How To Choose The Right Business

There are several significant factors that will be part of your decision making process as you set about to find the right business for you:

1. What would you enjoy doing everyday, that could be profitable?
2. Will people pay for this service or the products you want to sell?
3. How much financial backing do you think you can get?
4. What resources can you gather to run a business?
5. How much time and effort can you put into a business without sacrificing other aspects of your life?

Starting up a business means factoring in your interests, a buying market, your financial backing, and your time and dedication. For just a moment, put aside all the research that you’ll need to do to determine whether your business venture appears worthwhile. Think about a perfect world in which your business is sure to be a success.
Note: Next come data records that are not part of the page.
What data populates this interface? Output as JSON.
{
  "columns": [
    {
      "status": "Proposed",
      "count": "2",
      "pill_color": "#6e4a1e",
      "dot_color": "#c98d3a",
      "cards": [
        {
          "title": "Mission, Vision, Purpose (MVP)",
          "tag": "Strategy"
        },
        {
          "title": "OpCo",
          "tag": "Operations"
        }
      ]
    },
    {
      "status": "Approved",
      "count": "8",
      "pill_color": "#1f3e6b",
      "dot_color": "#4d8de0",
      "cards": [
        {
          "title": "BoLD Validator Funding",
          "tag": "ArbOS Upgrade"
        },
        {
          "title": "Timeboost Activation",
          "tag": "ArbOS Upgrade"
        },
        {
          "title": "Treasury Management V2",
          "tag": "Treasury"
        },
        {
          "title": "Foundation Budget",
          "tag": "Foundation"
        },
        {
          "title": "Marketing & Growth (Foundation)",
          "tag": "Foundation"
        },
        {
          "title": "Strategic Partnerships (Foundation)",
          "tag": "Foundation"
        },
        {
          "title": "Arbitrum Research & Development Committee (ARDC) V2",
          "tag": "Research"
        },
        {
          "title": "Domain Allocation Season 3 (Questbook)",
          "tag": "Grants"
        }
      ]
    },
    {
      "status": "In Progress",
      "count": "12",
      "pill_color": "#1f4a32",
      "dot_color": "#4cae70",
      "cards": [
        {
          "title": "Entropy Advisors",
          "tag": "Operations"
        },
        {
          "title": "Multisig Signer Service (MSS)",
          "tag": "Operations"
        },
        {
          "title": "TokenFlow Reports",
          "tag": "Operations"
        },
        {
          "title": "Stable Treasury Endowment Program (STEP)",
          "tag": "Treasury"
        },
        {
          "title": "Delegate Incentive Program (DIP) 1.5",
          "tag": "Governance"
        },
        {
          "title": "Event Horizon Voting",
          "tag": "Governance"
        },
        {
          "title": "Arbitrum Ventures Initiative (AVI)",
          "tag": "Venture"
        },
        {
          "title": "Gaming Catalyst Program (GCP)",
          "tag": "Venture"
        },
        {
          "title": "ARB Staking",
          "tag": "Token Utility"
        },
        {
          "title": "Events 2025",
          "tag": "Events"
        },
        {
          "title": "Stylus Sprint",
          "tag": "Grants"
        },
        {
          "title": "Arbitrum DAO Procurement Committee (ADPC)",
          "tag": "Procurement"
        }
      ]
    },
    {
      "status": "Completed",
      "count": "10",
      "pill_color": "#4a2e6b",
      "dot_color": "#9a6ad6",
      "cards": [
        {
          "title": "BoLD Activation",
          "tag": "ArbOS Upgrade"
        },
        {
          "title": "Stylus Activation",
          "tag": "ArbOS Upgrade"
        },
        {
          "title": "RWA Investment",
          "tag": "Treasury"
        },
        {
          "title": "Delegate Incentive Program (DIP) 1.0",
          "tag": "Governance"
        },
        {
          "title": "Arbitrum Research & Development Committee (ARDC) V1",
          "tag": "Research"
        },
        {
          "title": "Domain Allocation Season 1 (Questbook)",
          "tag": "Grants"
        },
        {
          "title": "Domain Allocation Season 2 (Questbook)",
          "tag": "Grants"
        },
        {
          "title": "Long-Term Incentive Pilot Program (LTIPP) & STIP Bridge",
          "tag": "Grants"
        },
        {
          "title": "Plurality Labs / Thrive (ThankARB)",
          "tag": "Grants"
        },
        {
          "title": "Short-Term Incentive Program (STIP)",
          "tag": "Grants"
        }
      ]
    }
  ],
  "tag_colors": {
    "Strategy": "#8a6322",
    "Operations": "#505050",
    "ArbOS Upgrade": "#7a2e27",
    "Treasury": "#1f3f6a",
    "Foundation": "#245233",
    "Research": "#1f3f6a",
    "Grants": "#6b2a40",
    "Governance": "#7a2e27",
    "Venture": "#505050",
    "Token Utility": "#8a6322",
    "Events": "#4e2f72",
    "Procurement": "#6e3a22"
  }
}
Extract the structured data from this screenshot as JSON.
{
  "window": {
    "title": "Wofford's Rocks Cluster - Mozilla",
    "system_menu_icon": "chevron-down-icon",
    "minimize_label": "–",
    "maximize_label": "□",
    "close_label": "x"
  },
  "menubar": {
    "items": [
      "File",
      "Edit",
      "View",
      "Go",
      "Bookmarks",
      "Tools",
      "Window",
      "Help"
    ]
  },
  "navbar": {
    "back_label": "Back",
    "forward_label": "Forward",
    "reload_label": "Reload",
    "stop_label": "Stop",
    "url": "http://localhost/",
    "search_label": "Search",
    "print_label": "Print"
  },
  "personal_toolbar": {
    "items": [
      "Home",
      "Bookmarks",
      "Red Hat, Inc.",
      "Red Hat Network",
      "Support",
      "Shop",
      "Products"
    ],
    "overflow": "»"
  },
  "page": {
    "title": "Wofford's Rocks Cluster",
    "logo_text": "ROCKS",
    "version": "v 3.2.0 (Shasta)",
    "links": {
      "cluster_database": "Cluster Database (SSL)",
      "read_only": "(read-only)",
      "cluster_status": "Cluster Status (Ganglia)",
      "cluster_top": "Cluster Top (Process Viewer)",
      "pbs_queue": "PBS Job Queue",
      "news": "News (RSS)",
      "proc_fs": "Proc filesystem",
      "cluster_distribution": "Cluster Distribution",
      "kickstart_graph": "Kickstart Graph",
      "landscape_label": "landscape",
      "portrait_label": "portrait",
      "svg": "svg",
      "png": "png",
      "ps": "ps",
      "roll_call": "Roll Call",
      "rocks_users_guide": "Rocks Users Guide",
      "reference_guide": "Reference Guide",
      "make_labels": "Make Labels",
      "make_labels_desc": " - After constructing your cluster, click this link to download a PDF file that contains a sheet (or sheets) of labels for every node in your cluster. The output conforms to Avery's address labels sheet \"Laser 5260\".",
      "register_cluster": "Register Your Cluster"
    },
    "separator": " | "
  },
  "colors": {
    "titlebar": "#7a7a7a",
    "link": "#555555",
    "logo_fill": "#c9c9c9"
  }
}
Ask yourself the following questions:

1. What is it that you really enjoy doing?
2. What would give you a sense of satisfaction?
3. What type of business could you take pride in?
4. What type of business could you immerse yourself in for fifty sixty, or seventy hours a week?
5. Do you want to run a full-time business or a sideline, part-time business?
6. Do you see yourself in an office? A storefront location? Working from home?.

Design the perfect business scenario for yourself. Of course you probably won’t end up with that exact picture, but at least you’ll have an idea of what it is you’re looking to achieve. If after five years you find yourself in a situation that’s close to what you pictured, then you’ve done very well indeed. After all, since we aren’t living in a perfect world, you can’t expect the scenario to play out as you envisioned.

People who’ve become successful in business often forget to look back at their initial dream and realize how close they are. They focus on the 30 percent they haven’t accomplished and neglect to stop and look at the 70 percent that they have achieved. If your dream is owning a chain of very successful bakeries in the state and you end up with one successful bakery in your neighborhood, you should take pride in the fact that you’ve achieved some aspect of your dream. You’re not working as a gardener or bookkeeper, doing something that has nothing to do with your love of baking. Nor are you working for someone else. To approach your business dream, start thinking small and realize that most successful big businesses grew step by step.